What exactly can happen?
In order for computer processes to run faster, a chip can “guess” what information the computer needs to perform an upcoming function. This is called speculative execution. When a chip guesses correctly, this speeds up your processing. If it guesses incorrectly it just takes a little longer for that process to finish. During these guessing processes your potentially sensitive data can be seen by someone who can exploit these vulnerabilities. So, from a high level, these exploits can make your personal information like passwords and encryption keys readable to hackers. The difference between Spectre and Meltdown are just in how the data is read. Spectre can actually trick your processor into running the speculative execution (guessing) process to get your sensitive info. Meltdown simply lets attackers access the sensitive information through the operating system on your device. These operating systems do include Windows, Linux, Chrome OS, Android and Mac OS.
What processors are affected?
Spectre has been verified to affect chips from large companies including Intel, ARM and AMD although all modern processors are potentially vulnerable. Meltdown, as of right now, has only been known to affect Intel chips that have been manufactured since 1995 with the exception of the Itanium and Atom chips made before 2013. The vulnerability is widespread and more than likely impacts most of your customers machines. But it doesn’t stop there, Meltdown can also affect servers, so major cloud services will need updated. As of Wednesday, Both Google and Amazon say that they have secured all affected products but it may take time for all cloud services to catch up.

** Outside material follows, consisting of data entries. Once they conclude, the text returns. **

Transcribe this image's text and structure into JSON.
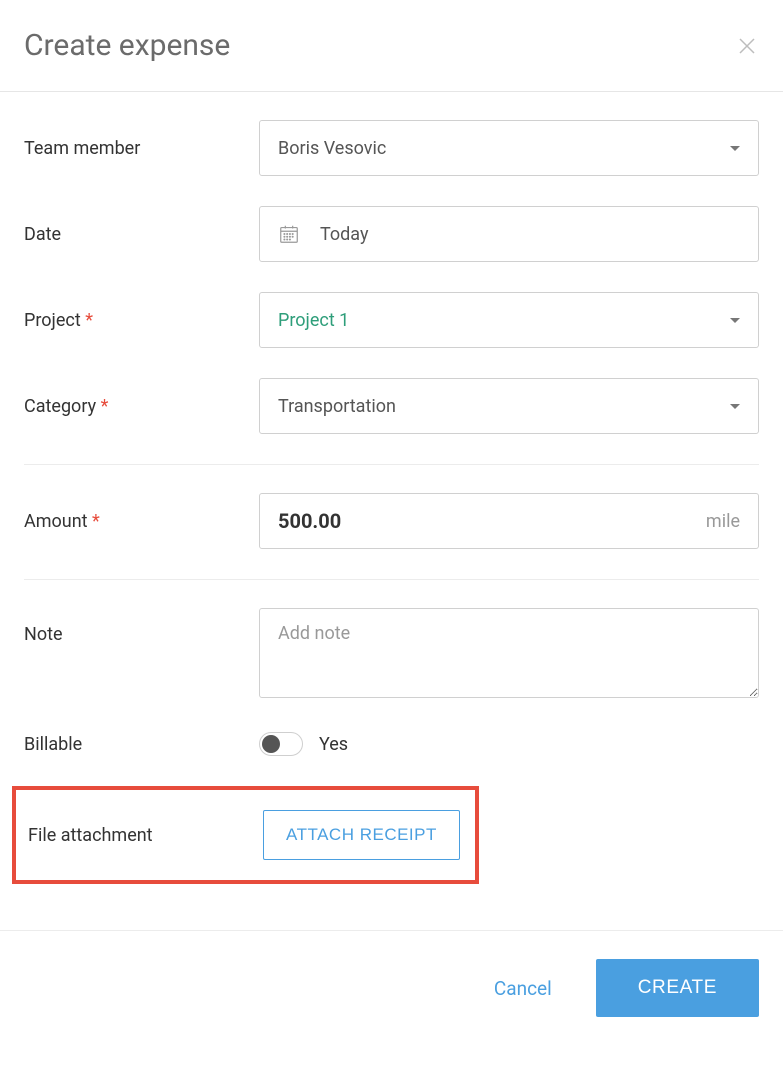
{
  "header": {
    "title": "Create expense"
  },
  "fields": {
    "team_member": {
      "label": "Team member",
      "value": "Boris Vesovic"
    },
    "date": {
      "label": "Date",
      "value": "Today"
    },
    "project": {
      "label": "Project",
      "required_marker": "*",
      "value": "Project 1"
    },
    "category": {
      "label": "Category",
      "required_marker": "*",
      "value": "Transportation"
    },
    "amount": {
      "label": "Amount",
      "required_marker": "*",
      "value": "500.00",
      "unit": "mile"
    },
    "note": {
      "label": "Note",
      "placeholder": "Add note",
      "value": ""
    },
    "billable": {
      "label": "Billable",
      "value_label": "Yes"
    },
    "attachment": {
      "label": "File attachment",
      "button": "ATTACH RECEIPT"
    }
  },
  "footer": {
    "cancel": "Cancel",
    "create": "CREATE"
  }
}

What can be done to avoid an attack?
The good news is that researchers, chipmakers and computer companies are all saying that there are no known examples of these exploits being used to attack computers. However, now that this information is public, you can be sure that there will be people trying to take advantage. In order for a hacker to see this data, they would first need to install malicious software on your computer or device. This means that your customers need to make sure to keep their operating systems updated as well as their anti-virus/malware protection on and updated (SecureIT has automatic updates). Also, they should be on the lookout for phishing emails that try to trick them to download malicious software or files.

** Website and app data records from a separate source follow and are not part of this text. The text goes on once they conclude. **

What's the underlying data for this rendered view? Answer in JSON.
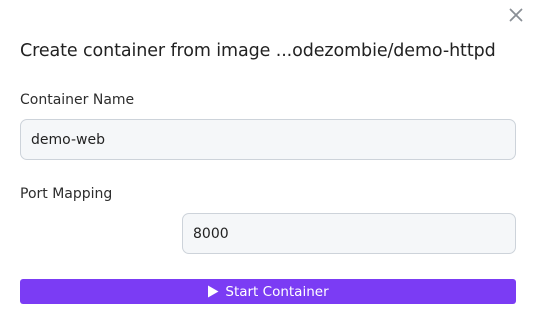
{
  "dialog": {
    "title": "Create container from image ...odezombie/demo-httpd",
    "close_icon": "close-icon"
  },
  "form": {
    "container_name": {
      "label": "Container Name",
      "value": "demo-web"
    },
    "port_mapping": {
      "label": "Port Mapping",
      "value": "8000"
    }
  },
  "actions": {
    "start_label": "Start Container",
    "start_icon": "play-icon"
  },
  "colors": {
    "accent": "#7b3cf4"
  }
}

This serves as another reminder to your customers to make sure that their files are backed up and that their information is guarded by strong, unique passwords. Make sure that they have a strong anti-malware program installed and up-to-date. Tech Home Support and TotalTech Premium subscription customers that need help updating their operating systems can call in anytime for assistance.
What should providers be doing now?
SecurityCoverage has patched all of its servers and cloud services to the latest available patch levels, and if you have not already done so, we recommend that you do the same for your office. We will continue to monitor the situation and perform further maintenance as warranted. It is likely that more patches and updates will become available in the days and weeks ahead so keep an eye out for them and perform necessary maintenance in a timely manner.
Communicate the Spectre and Meltdown vulnerabilities to your customers so that they are informed and know what is recommended to best protect themselves.
We will keep you updated if there are further developments.